**Brief:**
Scan the entries below and extract each line with the word "στην" in it.

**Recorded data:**
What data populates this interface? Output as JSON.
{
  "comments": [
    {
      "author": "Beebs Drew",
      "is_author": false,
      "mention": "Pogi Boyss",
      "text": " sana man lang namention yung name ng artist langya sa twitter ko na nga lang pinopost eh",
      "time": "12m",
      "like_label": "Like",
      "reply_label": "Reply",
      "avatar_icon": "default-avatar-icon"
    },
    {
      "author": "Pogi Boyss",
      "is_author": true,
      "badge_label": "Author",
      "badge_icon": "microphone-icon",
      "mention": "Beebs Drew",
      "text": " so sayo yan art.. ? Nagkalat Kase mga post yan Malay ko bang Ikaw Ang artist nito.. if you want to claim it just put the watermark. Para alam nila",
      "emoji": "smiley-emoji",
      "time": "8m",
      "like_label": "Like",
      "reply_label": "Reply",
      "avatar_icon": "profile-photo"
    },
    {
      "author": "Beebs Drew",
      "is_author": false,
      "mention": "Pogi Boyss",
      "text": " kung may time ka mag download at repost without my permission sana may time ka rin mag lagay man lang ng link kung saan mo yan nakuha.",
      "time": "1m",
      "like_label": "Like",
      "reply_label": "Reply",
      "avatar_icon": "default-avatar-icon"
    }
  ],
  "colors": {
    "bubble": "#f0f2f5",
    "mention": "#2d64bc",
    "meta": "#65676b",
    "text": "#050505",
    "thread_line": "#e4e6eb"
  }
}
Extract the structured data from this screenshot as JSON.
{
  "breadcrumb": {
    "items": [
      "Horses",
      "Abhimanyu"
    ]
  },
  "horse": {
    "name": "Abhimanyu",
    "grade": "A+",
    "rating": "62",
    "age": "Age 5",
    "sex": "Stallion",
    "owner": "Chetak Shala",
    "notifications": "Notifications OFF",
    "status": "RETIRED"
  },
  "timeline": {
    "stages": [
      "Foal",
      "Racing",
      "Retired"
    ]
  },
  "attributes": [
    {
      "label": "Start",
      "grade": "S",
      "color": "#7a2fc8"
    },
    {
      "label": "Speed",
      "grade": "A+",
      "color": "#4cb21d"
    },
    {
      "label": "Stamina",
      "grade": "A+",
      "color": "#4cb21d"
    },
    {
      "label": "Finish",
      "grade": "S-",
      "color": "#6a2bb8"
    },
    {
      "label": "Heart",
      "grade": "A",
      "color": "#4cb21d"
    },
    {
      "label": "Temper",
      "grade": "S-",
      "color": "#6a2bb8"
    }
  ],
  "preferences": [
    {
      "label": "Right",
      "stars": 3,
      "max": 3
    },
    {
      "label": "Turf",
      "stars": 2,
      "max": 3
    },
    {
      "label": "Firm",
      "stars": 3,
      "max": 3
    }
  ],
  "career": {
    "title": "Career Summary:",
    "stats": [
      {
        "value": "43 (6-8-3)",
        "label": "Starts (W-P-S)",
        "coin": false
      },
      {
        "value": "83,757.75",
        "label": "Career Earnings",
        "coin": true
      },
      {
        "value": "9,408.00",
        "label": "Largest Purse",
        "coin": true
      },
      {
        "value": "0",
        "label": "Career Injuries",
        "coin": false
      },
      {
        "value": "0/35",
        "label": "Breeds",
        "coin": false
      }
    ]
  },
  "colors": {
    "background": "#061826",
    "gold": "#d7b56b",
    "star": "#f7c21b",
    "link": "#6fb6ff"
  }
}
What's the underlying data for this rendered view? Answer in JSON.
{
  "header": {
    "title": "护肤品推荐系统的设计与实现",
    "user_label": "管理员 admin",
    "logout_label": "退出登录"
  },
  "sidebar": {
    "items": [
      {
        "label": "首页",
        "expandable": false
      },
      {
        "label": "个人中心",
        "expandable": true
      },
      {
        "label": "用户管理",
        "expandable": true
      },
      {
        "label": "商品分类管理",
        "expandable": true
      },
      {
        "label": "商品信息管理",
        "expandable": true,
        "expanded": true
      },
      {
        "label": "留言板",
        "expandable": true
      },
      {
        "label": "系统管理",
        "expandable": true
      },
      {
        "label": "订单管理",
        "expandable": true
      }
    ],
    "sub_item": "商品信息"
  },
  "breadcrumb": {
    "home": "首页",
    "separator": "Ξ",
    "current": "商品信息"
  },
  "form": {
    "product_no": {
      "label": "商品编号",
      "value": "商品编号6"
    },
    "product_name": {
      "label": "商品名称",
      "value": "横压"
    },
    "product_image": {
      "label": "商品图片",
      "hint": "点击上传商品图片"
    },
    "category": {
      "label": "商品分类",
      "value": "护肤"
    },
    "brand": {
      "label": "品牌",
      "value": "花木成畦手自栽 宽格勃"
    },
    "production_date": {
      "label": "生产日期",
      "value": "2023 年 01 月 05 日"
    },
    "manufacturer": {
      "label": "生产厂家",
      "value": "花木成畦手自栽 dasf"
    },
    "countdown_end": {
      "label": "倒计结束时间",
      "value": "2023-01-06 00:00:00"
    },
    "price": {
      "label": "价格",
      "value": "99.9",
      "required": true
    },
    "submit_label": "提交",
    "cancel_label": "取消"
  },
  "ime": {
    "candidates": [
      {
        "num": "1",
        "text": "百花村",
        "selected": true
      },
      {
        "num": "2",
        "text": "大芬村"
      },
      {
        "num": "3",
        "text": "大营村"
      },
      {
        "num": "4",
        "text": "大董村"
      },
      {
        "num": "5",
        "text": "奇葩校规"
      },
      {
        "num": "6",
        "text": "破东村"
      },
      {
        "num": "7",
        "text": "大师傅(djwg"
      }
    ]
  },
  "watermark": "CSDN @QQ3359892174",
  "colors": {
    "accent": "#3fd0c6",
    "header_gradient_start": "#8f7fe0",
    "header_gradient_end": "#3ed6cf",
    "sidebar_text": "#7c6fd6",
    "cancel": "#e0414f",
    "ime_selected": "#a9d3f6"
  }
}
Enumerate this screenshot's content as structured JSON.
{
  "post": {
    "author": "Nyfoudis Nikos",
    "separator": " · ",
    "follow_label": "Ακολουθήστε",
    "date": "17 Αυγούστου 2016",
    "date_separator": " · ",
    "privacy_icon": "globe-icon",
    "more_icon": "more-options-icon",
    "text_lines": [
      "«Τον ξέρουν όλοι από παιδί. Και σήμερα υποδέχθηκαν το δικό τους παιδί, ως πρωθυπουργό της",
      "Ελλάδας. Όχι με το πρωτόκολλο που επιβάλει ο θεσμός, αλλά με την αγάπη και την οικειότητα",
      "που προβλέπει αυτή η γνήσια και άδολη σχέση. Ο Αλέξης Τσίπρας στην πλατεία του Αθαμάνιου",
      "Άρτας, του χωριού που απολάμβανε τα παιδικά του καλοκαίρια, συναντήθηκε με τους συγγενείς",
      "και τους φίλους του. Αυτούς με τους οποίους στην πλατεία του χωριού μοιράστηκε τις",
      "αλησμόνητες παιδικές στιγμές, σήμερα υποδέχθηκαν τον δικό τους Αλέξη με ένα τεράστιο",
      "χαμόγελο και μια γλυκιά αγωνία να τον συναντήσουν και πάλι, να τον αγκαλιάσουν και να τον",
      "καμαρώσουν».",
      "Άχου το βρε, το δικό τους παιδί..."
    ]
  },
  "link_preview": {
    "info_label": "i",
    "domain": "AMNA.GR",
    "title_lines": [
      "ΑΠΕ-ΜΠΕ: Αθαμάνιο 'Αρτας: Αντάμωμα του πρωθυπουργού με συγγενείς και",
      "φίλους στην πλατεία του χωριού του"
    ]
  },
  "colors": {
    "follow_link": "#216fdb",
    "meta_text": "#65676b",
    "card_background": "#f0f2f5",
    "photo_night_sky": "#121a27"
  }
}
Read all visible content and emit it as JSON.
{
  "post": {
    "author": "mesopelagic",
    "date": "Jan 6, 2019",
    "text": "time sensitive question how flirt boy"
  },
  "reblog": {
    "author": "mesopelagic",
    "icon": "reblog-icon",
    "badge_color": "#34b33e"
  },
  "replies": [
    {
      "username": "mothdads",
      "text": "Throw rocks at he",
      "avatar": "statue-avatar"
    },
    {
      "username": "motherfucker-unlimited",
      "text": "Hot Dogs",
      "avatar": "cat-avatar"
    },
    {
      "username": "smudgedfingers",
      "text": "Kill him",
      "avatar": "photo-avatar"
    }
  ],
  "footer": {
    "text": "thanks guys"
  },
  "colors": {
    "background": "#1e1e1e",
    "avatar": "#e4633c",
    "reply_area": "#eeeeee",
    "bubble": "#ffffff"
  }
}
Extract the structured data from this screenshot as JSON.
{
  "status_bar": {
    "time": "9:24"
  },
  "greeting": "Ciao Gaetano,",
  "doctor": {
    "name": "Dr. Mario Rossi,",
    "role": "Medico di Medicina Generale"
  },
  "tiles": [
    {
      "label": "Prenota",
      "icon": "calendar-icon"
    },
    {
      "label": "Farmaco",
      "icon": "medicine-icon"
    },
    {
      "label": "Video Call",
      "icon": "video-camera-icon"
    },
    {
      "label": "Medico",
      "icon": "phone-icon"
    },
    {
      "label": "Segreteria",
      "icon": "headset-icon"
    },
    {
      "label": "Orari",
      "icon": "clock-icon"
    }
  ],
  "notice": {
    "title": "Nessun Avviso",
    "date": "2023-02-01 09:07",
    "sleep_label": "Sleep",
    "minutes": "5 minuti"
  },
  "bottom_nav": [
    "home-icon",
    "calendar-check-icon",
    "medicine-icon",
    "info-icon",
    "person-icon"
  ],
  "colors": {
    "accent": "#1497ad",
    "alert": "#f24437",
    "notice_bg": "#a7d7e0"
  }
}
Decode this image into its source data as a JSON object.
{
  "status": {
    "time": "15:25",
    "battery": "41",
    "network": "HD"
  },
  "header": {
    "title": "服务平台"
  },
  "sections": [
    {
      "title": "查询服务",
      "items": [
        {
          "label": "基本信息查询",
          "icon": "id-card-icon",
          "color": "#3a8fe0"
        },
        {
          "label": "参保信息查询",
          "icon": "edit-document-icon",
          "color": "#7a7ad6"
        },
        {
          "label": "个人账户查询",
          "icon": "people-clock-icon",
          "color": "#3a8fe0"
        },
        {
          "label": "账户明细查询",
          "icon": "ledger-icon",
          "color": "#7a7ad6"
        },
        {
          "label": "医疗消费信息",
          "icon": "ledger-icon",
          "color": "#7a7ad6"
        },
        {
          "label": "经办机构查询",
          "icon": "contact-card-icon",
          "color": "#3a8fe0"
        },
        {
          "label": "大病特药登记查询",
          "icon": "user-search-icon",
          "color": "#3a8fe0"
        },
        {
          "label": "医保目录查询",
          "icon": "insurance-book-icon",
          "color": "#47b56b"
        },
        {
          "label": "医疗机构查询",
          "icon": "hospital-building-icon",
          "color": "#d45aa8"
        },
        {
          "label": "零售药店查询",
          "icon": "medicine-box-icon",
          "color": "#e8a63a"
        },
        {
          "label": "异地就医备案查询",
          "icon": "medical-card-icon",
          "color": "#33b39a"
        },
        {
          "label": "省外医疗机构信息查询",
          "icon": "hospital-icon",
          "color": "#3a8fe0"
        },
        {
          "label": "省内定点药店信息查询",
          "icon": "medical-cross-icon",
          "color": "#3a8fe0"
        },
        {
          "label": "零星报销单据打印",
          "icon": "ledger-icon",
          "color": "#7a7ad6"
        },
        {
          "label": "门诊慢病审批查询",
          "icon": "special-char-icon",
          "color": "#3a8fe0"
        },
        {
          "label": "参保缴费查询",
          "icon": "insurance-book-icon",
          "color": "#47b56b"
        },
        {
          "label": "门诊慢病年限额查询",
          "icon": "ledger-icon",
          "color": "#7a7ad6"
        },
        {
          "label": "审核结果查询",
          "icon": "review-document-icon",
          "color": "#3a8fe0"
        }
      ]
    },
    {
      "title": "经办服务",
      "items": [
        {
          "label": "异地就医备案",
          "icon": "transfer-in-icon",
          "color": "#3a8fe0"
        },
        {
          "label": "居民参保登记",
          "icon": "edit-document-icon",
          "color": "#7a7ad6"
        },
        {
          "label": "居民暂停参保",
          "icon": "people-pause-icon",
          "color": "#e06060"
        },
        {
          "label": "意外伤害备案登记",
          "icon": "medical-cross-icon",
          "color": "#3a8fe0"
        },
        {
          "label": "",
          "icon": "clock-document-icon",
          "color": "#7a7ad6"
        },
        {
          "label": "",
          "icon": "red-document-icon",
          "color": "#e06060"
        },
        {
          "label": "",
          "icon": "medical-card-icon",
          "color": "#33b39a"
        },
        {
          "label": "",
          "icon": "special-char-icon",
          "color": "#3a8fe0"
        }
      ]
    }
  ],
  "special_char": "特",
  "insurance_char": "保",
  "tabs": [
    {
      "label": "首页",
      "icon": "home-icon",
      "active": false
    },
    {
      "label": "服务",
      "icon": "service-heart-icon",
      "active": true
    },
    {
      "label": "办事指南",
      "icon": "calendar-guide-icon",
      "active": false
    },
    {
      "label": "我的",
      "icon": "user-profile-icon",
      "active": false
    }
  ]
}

**Your solution:**
      "που προβλέπει αυτή η γνήσια και άδολη σχέση. Ο Αλέξης Τσίπρας στην πλατεία του Αθαμάνιου",
      "και τους φίλους του. Αυτούς με τους οποίους στην πλατεία του χωριού μοιράστηκε τις",
      "φίλους στην πλατεία του χωριού του"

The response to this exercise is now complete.